# Smooth homotopy

1. Apr 11, 2012

### jgens

Recently I have been working through a text on Differential Topology and have come across the notion of smooth homotopy. Now the textbook (along with every other source I can find on the matter) defines a smooth homotopy of maps $f,g:M \rightarrow N$ as a smooth map $h:M \times [0,1] \rightarrow N$ that satisfies $h(s,0) = f(s)$ and $h(s,1) = g(s)$. This all makes sense to me except for one thing: The text I am using only defines smooth manifolds without boundary and, unless I am missing something obvious, the space $M \times [0,1]$ is not a smooth manifold under this definition. In particular, if $M \times [0,1]$ is not a smooth manifold, then our definition of smooth map does not make any sense either. So I am wondering if I am just missing something here, or if there is a genuine problem with this definition.

Off the top of my head, all of these problems can be alleviated by considering a smooth map $h:M \times (0,1) \rightarrow N$ such that for some $x,y \in (0,1)$ with $x < y$ it follows that $h(s,x) = f(s)$ and $h(s,y) = g(s)$. This is a bit fussier, but it is immediately clear that $M \times (0,1)$ is a smooth manifold.

2. Apr 11, 2012

### quasar987

Hehe.. I'd say you've got the gist of it.

Because when we say a map h: M x [0,1] --> n is smooth, we mean that there is an smooth extension of h to some open set, say h: M x (a,b) -->N , where (a,b) contains [0,1].
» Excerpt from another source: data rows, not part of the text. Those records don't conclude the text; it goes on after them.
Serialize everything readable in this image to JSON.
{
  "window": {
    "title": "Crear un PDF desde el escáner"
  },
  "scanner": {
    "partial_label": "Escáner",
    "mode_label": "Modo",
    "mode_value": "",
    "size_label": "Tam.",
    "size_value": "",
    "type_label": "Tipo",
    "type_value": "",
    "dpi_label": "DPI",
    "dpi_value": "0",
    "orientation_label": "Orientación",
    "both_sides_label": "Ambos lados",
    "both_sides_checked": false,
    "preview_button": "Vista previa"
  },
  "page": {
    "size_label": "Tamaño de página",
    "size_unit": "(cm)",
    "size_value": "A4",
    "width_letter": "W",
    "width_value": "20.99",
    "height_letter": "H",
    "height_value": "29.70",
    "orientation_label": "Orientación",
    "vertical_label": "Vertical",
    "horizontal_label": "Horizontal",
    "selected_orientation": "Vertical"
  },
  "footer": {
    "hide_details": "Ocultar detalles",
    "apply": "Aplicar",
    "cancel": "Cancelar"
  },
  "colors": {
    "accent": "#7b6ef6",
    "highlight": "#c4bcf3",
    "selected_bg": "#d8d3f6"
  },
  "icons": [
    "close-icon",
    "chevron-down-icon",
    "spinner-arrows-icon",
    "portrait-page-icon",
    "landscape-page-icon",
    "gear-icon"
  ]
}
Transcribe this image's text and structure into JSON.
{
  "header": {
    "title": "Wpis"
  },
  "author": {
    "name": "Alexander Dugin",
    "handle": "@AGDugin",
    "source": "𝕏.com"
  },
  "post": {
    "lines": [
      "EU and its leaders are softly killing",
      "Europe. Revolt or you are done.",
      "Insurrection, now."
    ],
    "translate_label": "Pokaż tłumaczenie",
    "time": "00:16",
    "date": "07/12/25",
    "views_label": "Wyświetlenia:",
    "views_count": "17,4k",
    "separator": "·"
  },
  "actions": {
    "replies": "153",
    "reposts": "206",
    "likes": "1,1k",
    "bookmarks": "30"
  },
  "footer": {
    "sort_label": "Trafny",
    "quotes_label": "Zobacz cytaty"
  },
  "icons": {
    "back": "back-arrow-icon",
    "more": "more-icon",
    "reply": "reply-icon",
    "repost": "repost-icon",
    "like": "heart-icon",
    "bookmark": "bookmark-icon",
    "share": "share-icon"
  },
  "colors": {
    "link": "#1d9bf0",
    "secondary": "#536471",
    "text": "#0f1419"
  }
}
More generally, if F is a closed subset of a manifold, a map h:F-->N is smooth if there is an smooth extension h:U-->N where U is open and contains F. In your case, M x [0,1] is a closed subset of the manifold M x R.